News release of Thu 24-Apr-2008
from the University of Texas Health Science Center at San Antonio,
Research led by Raymond Palmer, Ph.D., of The University of Texas Health
Science Center at San Antonio is the first to show a statistical relationship
between autism prevalence and proximity to mercury-emitting sites.
How do mercury emissions affect pregnant mothers, the unborn and toddlers?
Do the level of emissions impact autism rates? Does it matter whether
a mercury-emitting source is 10 miles away from families versus 20 miles?
Is the risk of autism greater for children who live closer to the pollution source?
A newly published study of Texas school district data and industrial mercury-release
data, conducted by researchers at The University of Texas Health Science
Center at San Antonio, indeed shows a statistically significant link between
pounds of industrial release of mercury and increased autism rates. It
also shows - for the first time in scientific literature - a statistically
significant association between autism risk and distance from the mercury source.
“This is not a definitive study, but just one more that furthers
the association between environmental mercury and autism,” said
lead author Raymond F. Palmer, Ph.D., associate professor of family and
community medicine at the UT Health Science Center San Antonio. The article
is in the journal
Health & Place.
Dr. Palmer, Stephen Blanchard, Ph.D., of Our Lady of the Lake University
in San Antonio and Robert Wood of the UT Health Science Center found that

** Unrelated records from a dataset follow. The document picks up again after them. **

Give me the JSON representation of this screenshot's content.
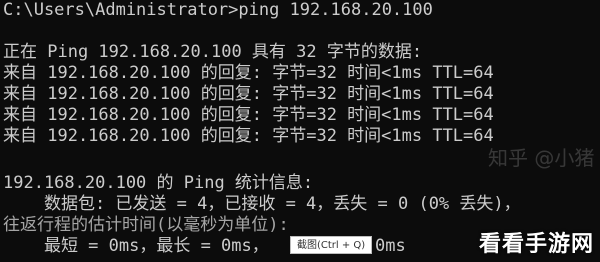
{
  "console": {
    "lines": [
      "C:\\Users\\Administrator>ping 192.168.20.100",
      "",
      "正在 Ping 192.168.20.100 具有 32 字节的数据:",
      "来自 192.168.20.100 的回复: 字节=32 时间<1ms TTL=64",
      "来自 192.168.20.100 的回复: 字节=32 时间<1ms TTL=64",
      "来自 192.168.20.100 的回复: 字节=32 时间<1ms TTL=64",
      "来自 192.168.20.100 的回复: 字节=32 时间<1ms TTL=64",
      "",
      "192.168.20.100 的 Ping 统计信息:",
      "    数据包: 已发送 = 4，已接收 = 4，丢失 = 0 (0% 丢失)，",
      "往返行程的估计时间(以毫秒为单位):",
      "    最短 = 0ms，最长 = 0ms，"
    ],
    "partial_tail": "0ms"
  },
  "tooltip": {
    "label": "截图(Ctrl + Q)"
  },
  "watermark": {
    "brand": "看看手游网",
    "faint": "知乎 @小猪"
  },
  "colors": {
    "background": "#0c0c0c",
    "text": "#cccccc"
  }
}
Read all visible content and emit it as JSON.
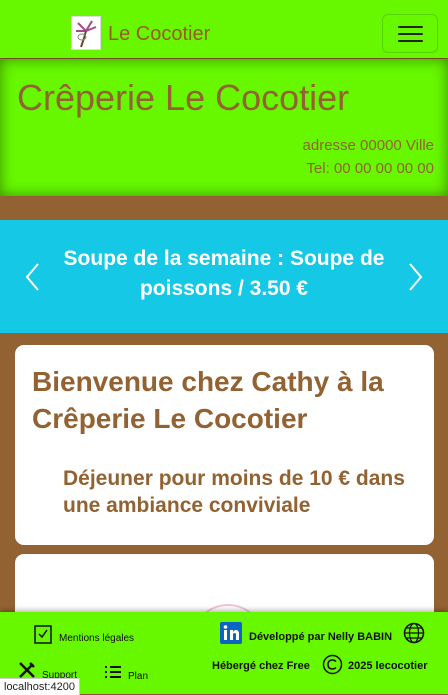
{
  "navbar": {
    "brand": "Le Cocotier",
    "logo_icon": "coconut-tree-logo",
    "menu_icon": "hamburger-menu-icon"
  },
  "header": {
    "title": "Crêperie Le Cocotier",
    "address": "adresse 00000 Ville",
    "phone": "Tel: 00 00 00 00 00"
  },
  "carousel": {
    "slide_text": "Soupe de la semaine : Soupe de poissons / 3.50 €",
    "prev_icon": "chevron-left-icon",
    "next_icon": "chevron-right-icon"
  },
  "welcome_card": {
    "title": "Bienvenue chez Cathy à la Crêperie Le Cocotier",
    "tagline": "Déjeuner pour moins de 10 € dans une ambiance conviviale"
  },
  "footer": {
    "legal": "Mentions légales",
    "support": "Support",
    "plan": "Plan",
    "developer": "Développé par Nelly BABIN",
    "hosting": "Hébergé chez Free",
    "copyright": "2025 lecocotier"
  },
  "status_bar": {
    "url": "localhost:4200"
  },
  "colors": {
    "green": "#67f800",
    "brown": "#936232",
    "cyan": "#15c9e6"
  }
}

community autism prevalence is reduced by 1 percent to 2 percent with
each 10 miles of distance from the pollution source.
“This study was not designed to understand which individuals in the
population are at risk due to mercury exposure,” Dr. Palmer said.
“However, it does suggest generally that there is greater autism
risk closer to the polluting source.”
The study should encourage further investigations designed to determine
the multiple routes of mercury exposure. “The effects of persistent,
low-dose exposure to mercury pollution, in addition to fish consumption,
deserve attention,” Dr. Palmer said. “Ultimately, we will
want to know who in the general population is at greatest risk based on
genetic susceptibilities such as subtle deficits in the ability to detoxify
The new study findings are consistent with a host of other studies that
confirm higher amounts of mercury in plants, animals and humans the closer
they are to the pollution source. The price on children may be the highest.
“We suspect low-dose exposures to various environmental toxicants,
including mercury, that occur during critical windows of neural development
among genetically susceptible children may increase the risk for developmental
disorders such as autism,” the authors wrote.
• Mercury-release data examined were from 39 coal-fired power plants
and 56 industrial facilities in Texas.
• Autism rates examined were from 1,040 Texas school districts.
• For every 1,000 pounds of mercury released by all industrial sources
in Texas into the environment in 1998, there was a corresponding 2.6 percent
increase in autism rates in the Texas school districts in 2002.
• For every 1,000 pounds of mercury released by Texas power plants
in 1998, there was a corresponding 3.7 percent increase in autism rates
in Texas school districts in 2002.
• Autism prevalence diminished 1 percent to 2 percent for every 10
miles from the source.
• Mercury exposure through fish consumption is well documented, but
very little is known about exposure routes through air and ground water.
• There is evidence that children and other developing organisms are
more susceptible to neurobiological effects of mercury.
“We need to be concerned about global mercury emissions since a substantial
proportion of mercury releases are spread around the world by long-range
air and ocean currents,” Dr. Palmer said. “Steps for controlling
and eliminating mercury pollution on a worldwide basis may be advantageous.
This entails greener, non-mercury-polluting technologies.”
The U.S. Environmental Protection Agency (EPA) estimated environmental
mercury releases at 158 million tons annually nationwide in the late 1990s,
the time period studied by the Texas team. Most exposures were said to
come from coal-fired utility plants (33 percent of exposures), municipal/medical
waste incinerators (29 percent) and commercial/industrial boilers (18
percent). Cement plants also release mercury.
With the enactment of clean air legislation and other measures, mercury
deposition into the environment is decreasing slightly.
Dr. Palmer and his colleagues pointed out the study did not reflect the
true community prevalence rates of autism because children younger than
school age are not counted in the Texas Education Agency data system.
The 1:500 autism rates in the study are lower than the 1:150 autism rates
in recent reports of the U.S. Centers for Disease Control and Prevention.
Furthermore, the authors note that distance was not calculated from individual
homes to the pollution source but from central points in school districts
that varied widely in area.
Data for environmentally released mercury were from the United States Environmental
Protection Agency Toxics Release Inventory. Data for releases by coal-fired
power plants came from the same inventory and from the Texas Commission
for Environmental Quality. Data for school district autism came from the
Texas Education Agency.
Palmer, R.F., et al., Proximity to point sources of environmental mercury
release as a predictor of autism prevalence.
Health & Place (2008), doi:10.1016/j.healthplace.2008.02.001.